This time last year, we were all in mourning. If you’re like me – you still are. Orange is the New Black Season Four ended on a crushing blow that saw Poussey Washington, a favourite of all, die at the hands of a bumbling guard and in retaliation, the inmates of Litchfield caused a revolting riot. The shock-waves surrounding Poussey’s death and the subsequent breakout still hurts, especially as you begin Season Five and aching absence of Samira Wiley (and her radiant smile) is palpable.
Nevertheless, no matter how much we reel from the shocking death, we’re on tenterhooks to see how Season Five will unfold, especially as the last shot was Daya poised to shoot sadistic guard Humps, surrounded by cheers and madness. With promises that this will be a darker series, the narrative going over only three days, Orange is the New Black is poised to make another ground-breaking series.
As mentioned earlier, the Netflix series revolves around the unfolding of the riot other the course of a few days. Within this shift in power, several of the COs are taken hostage, injured, and the inmates are left to take over the ruling of the prison which is where fractions divide and chaos ensues. On the outside, Piscatella, a SWAT team, and more await the prisoner demands in the wake of Poussey’s death.
The first seven episodes of the latest season of Orange is the New Black opens very disappointingly, in the context of the “darker and most impacting season yet. That’s a true statement but that doesn’t mean the first half of the season isn’t good nor is it completely devoid of emotion, it’s just that it focuses on the somewhat frivolity of a riot. There is madness and fun, but sometimes it is too outlandish and can distract from the deep messages that they are sewing in the beginning. Too much wackiness and weirdness is exhausting.
There is a lot of humour that is enjoyable, especially its referential humour. In the first episode, a shooting is referenced by a lot of recent or famous shootings. The dark comedy elements is cut by this sorrow as the different references goes on further and further…

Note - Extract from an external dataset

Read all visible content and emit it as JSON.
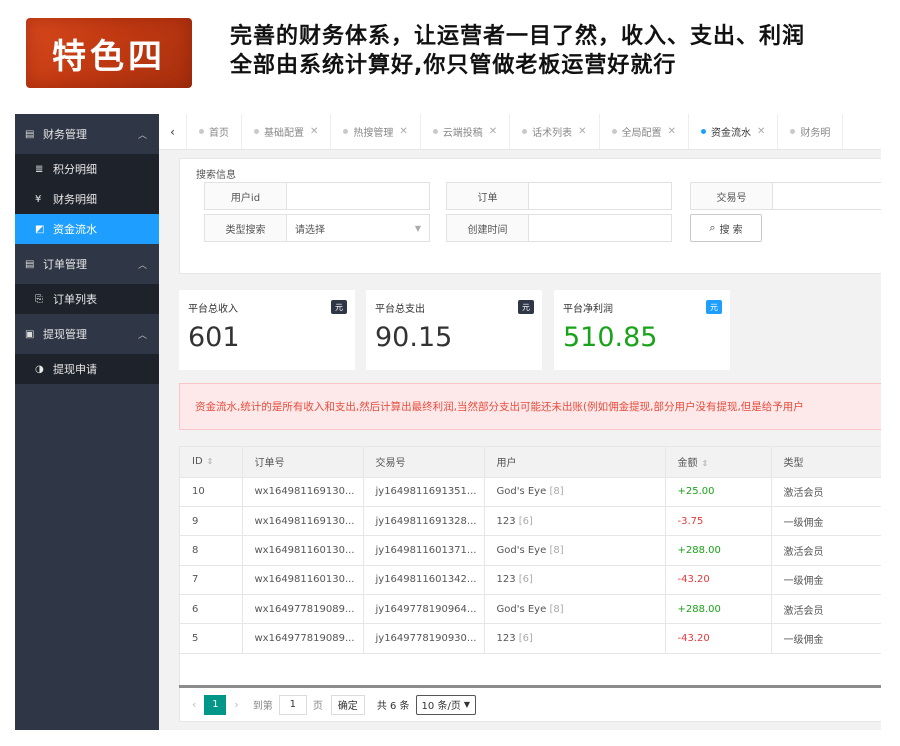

That is until you get half way through the series and you realise that this was a spring board for you to leap into despair, destruction, and devastation and you end the final episode like “Wow, fuck you Jenji Kohan, fuck you.” The last few episodes hit hard, deep, and are palpable right until the crushing crescendo and cliff-hanger that you leave sweating with visceral exhaustion.
The acting is superb. In particular, Danielle Brooks, who is outstanding as a leading cast member throughout. She has the biggest and greatest speech in the history of the show as she fights for justice. That monologue in Season Five is breath-taking. Honestly, powerful stuff. If she doesn’t end up with an Emmy nomination, that’ll be a crying shame. Danielle Brooks has earned her stripes (or, well, orange uniform,) and she deserves every ounce of recognition here.
Where Orange is the New Black goes from here is debatable. It certainly cannot go back to its previous format but it can create and craft something new. With character lives on the line, all we have to do is wait.
A long, difficult, arduous, wait.
Until then, enjoy this gif. Long live Poussey. (It. Still. Hurts.)
Orange is the New Black Season 5 is out on Netflix now!